The amide proton transfer (APT) effect has emerged as a unique endogenous molecular imaging contrast mechanism with great clinical potentials. However, in vivo quantitative mapping of APT using the conventional asymmetry analysis is difficult due to the confounding nuclear Overhauser effect (NOE) and the asymmetry of the magnetization transfer effect. Here, we showed that the asymmetry of magnetization transfer contrast from immobile macromolecules is highly significant, and the wide spectral separation associated with a high magnetic field of 9.4 T delineates APT and NOE peaks in a Z-spectrum. Therefore, high-resolution apparent APT and NOE maps can be obtained from measurements at three offsets. The apparent APT value was greater in gray matter compared to white matter in normal rat brain and was sensitive to tissue acidosis and correlated well with apparent diffusion coefficient in the rat focal ischemic brain. In contrast, no ischemia-induced contrast was observed in the apparent NOE map. The concentration dependence and the pH insensitivity of NOE were confirmed in phantom experiments. Our results demonstrate that in vivo apparent APT and NOE maps can be easily obtained at high magnetic fields and the pH-insensitive NOE may be a useful indicator of mobile macromolecular contents.

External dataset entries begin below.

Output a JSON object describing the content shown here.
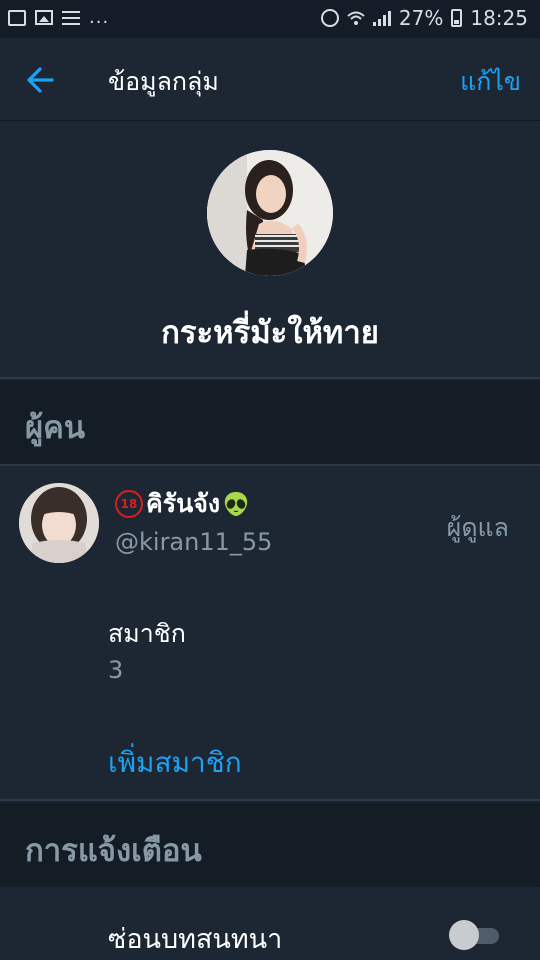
{
  "status_bar": {
    "dots": "...",
    "battery": "27%",
    "time": "18:25"
  },
  "app_bar": {
    "title": "ข้อมูลกลุ่ม",
    "edit_label": "แก้ไข",
    "back_icon": "arrow-left-icon"
  },
  "group": {
    "name": "กระหรี่มัะให้ทาย"
  },
  "people_section": {
    "header": "ผู้คน",
    "member": {
      "badge": "18",
      "name": "คิรันจัง",
      "handle": "@kiran11_55",
      "role": "ผู้ดูแล"
    },
    "member_count_label": "สมาชิก",
    "member_count": "3",
    "add_member_label": "เพิ่มสมาชิก"
  },
  "notifications_section": {
    "header": "การแจ้งเตือน",
    "hide_conversation_label": "ซ่อนบทสนทนา",
    "hide_conversation_on": false
  },
  "colors": {
    "accent": "#1da1f2",
    "background": "#1c2733",
    "section_background": "#141d26",
    "muted_text": "#8899a6"
  }
}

Moon CH, Fukuda M, Kim S-G (2013) Spatiotemporal characteristics and vascular sources of neural-specific and -nonspecific fMRI signals at submillimeter columnar resolution. Neuroimage, 64, 91-103. doi:10.1016/j.neuroimage.2012.08.064. PMCID:PMC3508161. (Abstract)
The neural specificity of hemodynamic-based functional magnetic resonance imaging (fMRI) signals is dependent on both the vascular regulation and the sensitivity of the applied fMRI technique to different types and sizes of blood vessels. In order to examine the specificity of MRI-detectable hemodynamic responses, submillimeter blood oxygenation level-dependent (BOLD) and cerebral blood volume (CBV) fMRI studies were performed in a well-established cat orientation column model at 9.4 T. Neural-nonspecific and -specific signals were separated by comparing the fMRI responses of orthogonal orientation stimuli. The BOLD response was dominantly neural-nonspecific, mostly originating from pial and intracortical emerging veins, and thus was highly correlated with baseline blood volume. Uneven baseline CBV may displace or distort small functional domains in high-resolution BOLD maps. The CBV response in the parenchyma exhibited dual spatiotemporal characteristics, a fast and early neural-nonspecific response (with 4.3-s time constant) and a slightly slower and delayed neural-specific response (with 9.4-s time constant). The nonspecific CBV signal originates from early-responding arteries and arterioles, while the specific CBV response, which is not correlated with baseline blood volume, arises from late-responding microvessels including small pre-capillary arterioles and capillaries. Our data indicate that although the neural specificity of CBV fMRI signals is dependent on stimulation duration, high-resolution functional maps can be obtained from steady-state CBV studies.